**What to work on:** Every record must be restated exactly. Drop the images.

[Excerpts from an interface dataset]
▬▬▬▬▬▬

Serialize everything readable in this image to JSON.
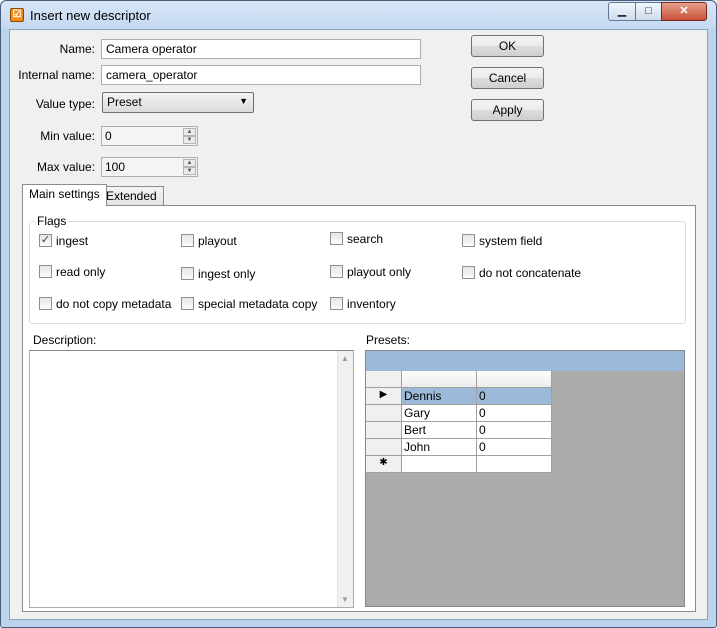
{
  "window": {
    "title": "Insert new descriptor",
    "app_icon_glyph": "☑",
    "min_glyph": "▁",
    "max_glyph": "□",
    "close_glyph": "✕"
  },
  "form": {
    "name_label": "Name:",
    "name_value": "Camera operator",
    "internal_name_label": "Internal name:",
    "internal_name_value": "camera_operator",
    "value_type_label": "Value type:",
    "value_type_value": "Preset",
    "min_value_label": "Min value:",
    "min_value": "0",
    "max_value_label": "Max value:",
    "max_value": "100"
  },
  "buttons": {
    "ok": "OK",
    "cancel": "Cancel",
    "apply": "Apply"
  },
  "tabs": [
    {
      "label": "Main settings",
      "active": true
    },
    {
      "label": "Extended",
      "active": false
    }
  ],
  "flags": {
    "title": "Flags",
    "items": [
      {
        "label": "ingest",
        "checked": true
      },
      {
        "label": "playout",
        "checked": false
      },
      {
        "label": "search",
        "checked": false
      },
      {
        "label": "system field",
        "checked": false
      },
      {
        "label": "read only",
        "checked": false
      },
      {
        "label": "ingest only",
        "checked": false
      },
      {
        "label": "playout only",
        "checked": false
      },
      {
        "label": "do not concatenate",
        "checked": false
      },
      {
        "label": "do not copy metadata",
        "checked": false
      },
      {
        "label": "special metadata copy",
        "checked": false
      },
      {
        "label": "inventory",
        "checked": false
      }
    ]
  },
  "description": {
    "label": "Description:",
    "value": ""
  },
  "presets": {
    "label": "Presets:",
    "current_row_glyph": "▶",
    "new_row_glyph": "✱",
    "rows": [
      {
        "name": "Dennis",
        "value": "0"
      },
      {
        "name": "Gary",
        "value": "0"
      },
      {
        "name": "Bert",
        "value": "0"
      },
      {
        "name": "John",
        "value": "0"
      }
    ]
  },
  "icons": {
    "checkmark": "✓",
    "dropdown_arrow": "▼",
    "spin_up": "▲",
    "spin_down": "▼"
  }
}
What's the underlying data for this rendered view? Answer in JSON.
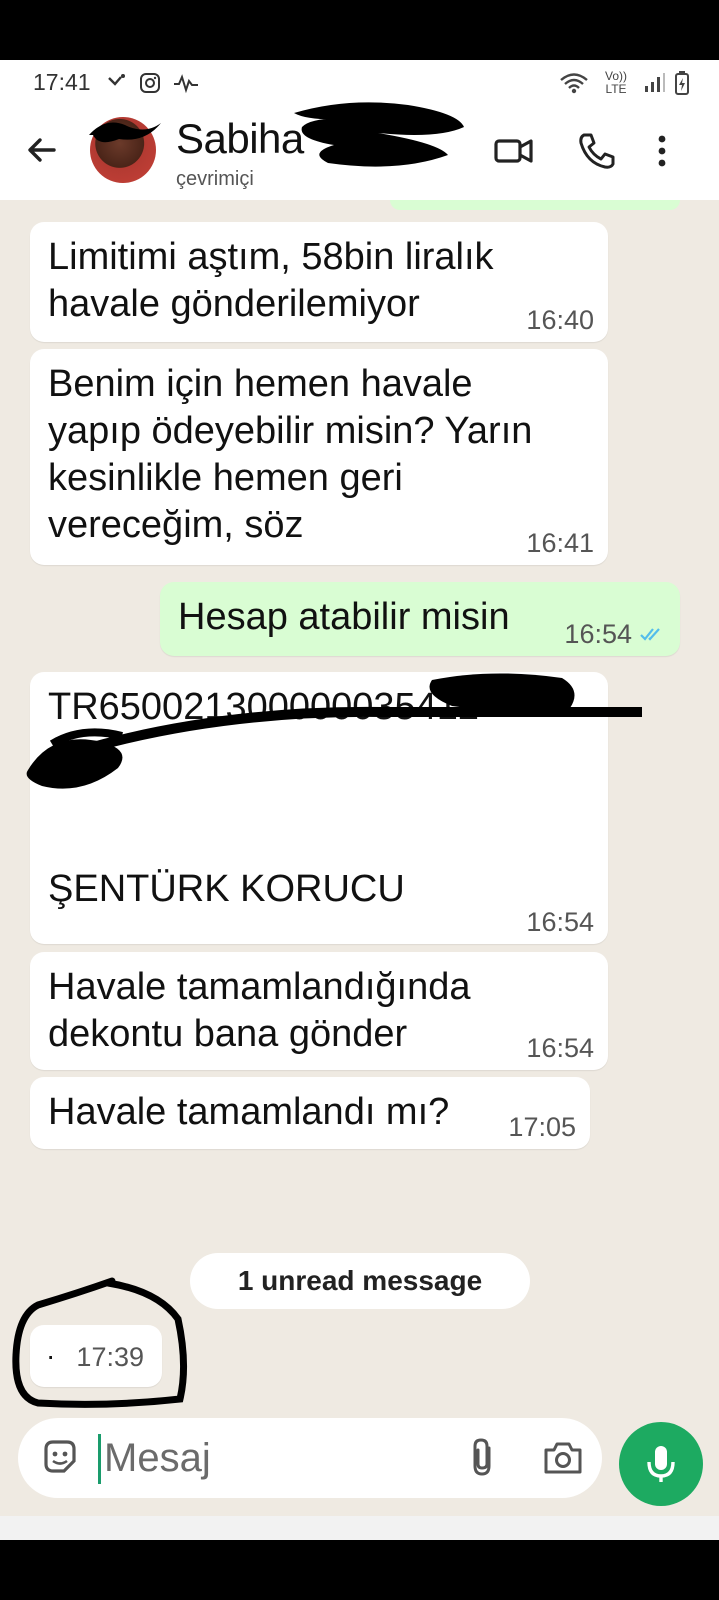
{
  "status_bar": {
    "time": "17:41",
    "network": "Vo)) LTE"
  },
  "header": {
    "contact_name": "Sabiha",
    "contact_status": "çevrimiçi"
  },
  "messages": [
    {
      "direction": "in",
      "lines": [
        "Limitimi aştım, 58bin liralık",
        "havale gönderilemiyor"
      ],
      "time": "16:40"
    },
    {
      "direction": "in",
      "lines": [
        "Benim için hemen havale",
        "yapıp ödeyebilir misin? Yarın",
        "kesinlikle hemen geri",
        "vereceğim, söz"
      ],
      "time": "16:41"
    },
    {
      "direction": "out",
      "lines": [
        "Hesap atabilir misin"
      ],
      "time": "16:54",
      "status": "read"
    },
    {
      "direction": "in",
      "lines": [
        "TR650021300000035412",
        "ŞENTÜRK KORUCU"
      ],
      "time": "16:54"
    },
    {
      "direction": "in",
      "lines": [
        "Havale tamamlandığında",
        "dekontu bana gönder"
      ],
      "time": "16:54"
    },
    {
      "direction": "in",
      "lines": [
        "Havale tamamlandı mı?"
      ],
      "time": "17:05"
    }
  ],
  "unread_banner": "1 unread message",
  "deleted_message": {
    "dot": "·",
    "time": "17:39"
  },
  "composer": {
    "placeholder": "Mesaj"
  },
  "colors": {
    "accent": "#1daa61",
    "incoming": "#ffffff",
    "outgoing": "#d9fdd3",
    "chat_bg": "#efeae2",
    "read_ticks": "#53bdeb"
  },
  "icons": [
    "back-arrow-icon",
    "video-call-icon",
    "phone-icon",
    "more-options-icon",
    "sticker-icon",
    "attach-icon",
    "camera-icon",
    "mic-icon",
    "recents-icon",
    "home-icon",
    "nav-back-icon"
  ]
}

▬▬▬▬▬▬

**Task solution:**
Serialize everything readable in this image to JSON.
{
  "window": {
    "title": "Insert new descriptor",
    "app_icon_glyph": "☑",
    "min_glyph": "▁",
    "max_glyph": "□",
    "close_glyph": "✕"
  },
  "form": {
    "name_label": "Name:",
    "name_value": "Camera operator",
    "internal_name_label": "Internal name:",
    "internal_name_value": "camera_operator",
    "value_type_label": "Value type:",
    "value_type_value": "Preset",
    "min_value_label": "Min value:",
    "min_value": "0",
    "max_value_label": "Max value:",
    "max_value": "100"
  },
  "buttons": {
    "ok": "OK",
    "cancel": "Cancel",
    "apply": "Apply"
  },
  "tabs": [
    {
      "label": "Main settings",
      "active": true
    },
    {
      "label": "Extended",
      "active": false
    }
  ],
  "flags": {
    "title": "Flags",
    "items": [
      {
        "label": "ingest",
        "checked": true
      },
      {
        "label": "playout",
        "checked": false
      },
      {
        "label": "search",
        "checked": false
      },
      {
        "label": "system field",
        "checked": false
      },
      {
        "label": "read only",
        "checked": false
      },
      {
        "label": "ingest only",
        "checked": false
      },
      {
        "label": "playout only",
        "checked": false
      },
      {
        "label": "do not concatenate",
        "checked": false
      },
      {
        "label": "do not copy metadata",
        "checked": false
      },
      {
        "label": "special metadata copy",
        "checked": false
      },
      {
        "label": "inventory",
        "checked": false
      }
    ]
  },
  "description": {
    "label": "Description:",
    "value": ""
  },
  "presets": {
    "label": "Presets:",
    "current_row_glyph": "▶",
    "new_row_glyph": "✱",
    "rows": [
      {
        "name": "Dennis",
        "value": "0"
      },
      {
        "name": "Gary",
        "value": "0"
      },
      {
        "name": "Bert",
        "value": "0"
      },
      {
        "name": "John",
        "value": "0"
      }
    ]
  },
  "icons": {
    "checkmark": "✓",
    "dropdown_arrow": "▼",
    "spin_up": "▲",
    "spin_down": "▼"
  }
}
What's the underlying data for this rendered view? Answer in JSON.
{
  "status_bar": {
    "time": "17:41",
    "network": "Vo)) LTE"
  },
  "header": {
    "contact_name": "Sabiha",
    "contact_status": "çevrimiçi"
  },
  "messages": [
    {
      "direction": "in",
      "lines": [
        "Limitimi aştım, 58bin liralık",
        "havale gönderilemiyor"
      ],
      "time": "16:40"
    },
    {
      "direction": "in",
      "lines": [
        "Benim için hemen havale",
        "yapıp ödeyebilir misin? Yarın",
        "kesinlikle hemen geri",
        "vereceğim, söz"
      ],
      "time": "16:41"
    },
    {
      "direction": "out",
      "lines": [
        "Hesap atabilir misin"
      ],
      "time": "16:54",
      "status": "read"
    },
    {
      "direction": "in",
      "lines": [
        "TR650021300000035412",
        "ŞENTÜRK KORUCU"
      ],
      "time": "16:54"
    },
    {
      "direction": "in",
      "lines": [
        "Havale tamamlandığında",
        "dekontu bana gönder"
      ],
      "time": "16:54"
    },
    {
      "direction": "in",
      "lines": [
        "Havale tamamlandı mı?"
      ],
      "time": "17:05"
    }
  ],
  "unread_banner": "1 unread message",
  "deleted_message": {
    "dot": "·",
    "time": "17:39"
  },
  "composer": {
    "placeholder": "Mesaj"
  },
  "colors": {
    "accent": "#1daa61",
    "incoming": "#ffffff",
    "outgoing": "#d9fdd3",
    "chat_bg": "#efeae2",
    "read_ticks": "#53bdeb"
  },
  "icons": [
    "back-arrow-icon",
    "video-call-icon",
    "phone-icon",
    "more-options-icon",
    "sticker-icon",
    "attach-icon",
    "camera-icon",
    "mic-icon",
    "recents-icon",
    "home-icon",
    "nav-back-icon"
  ]
}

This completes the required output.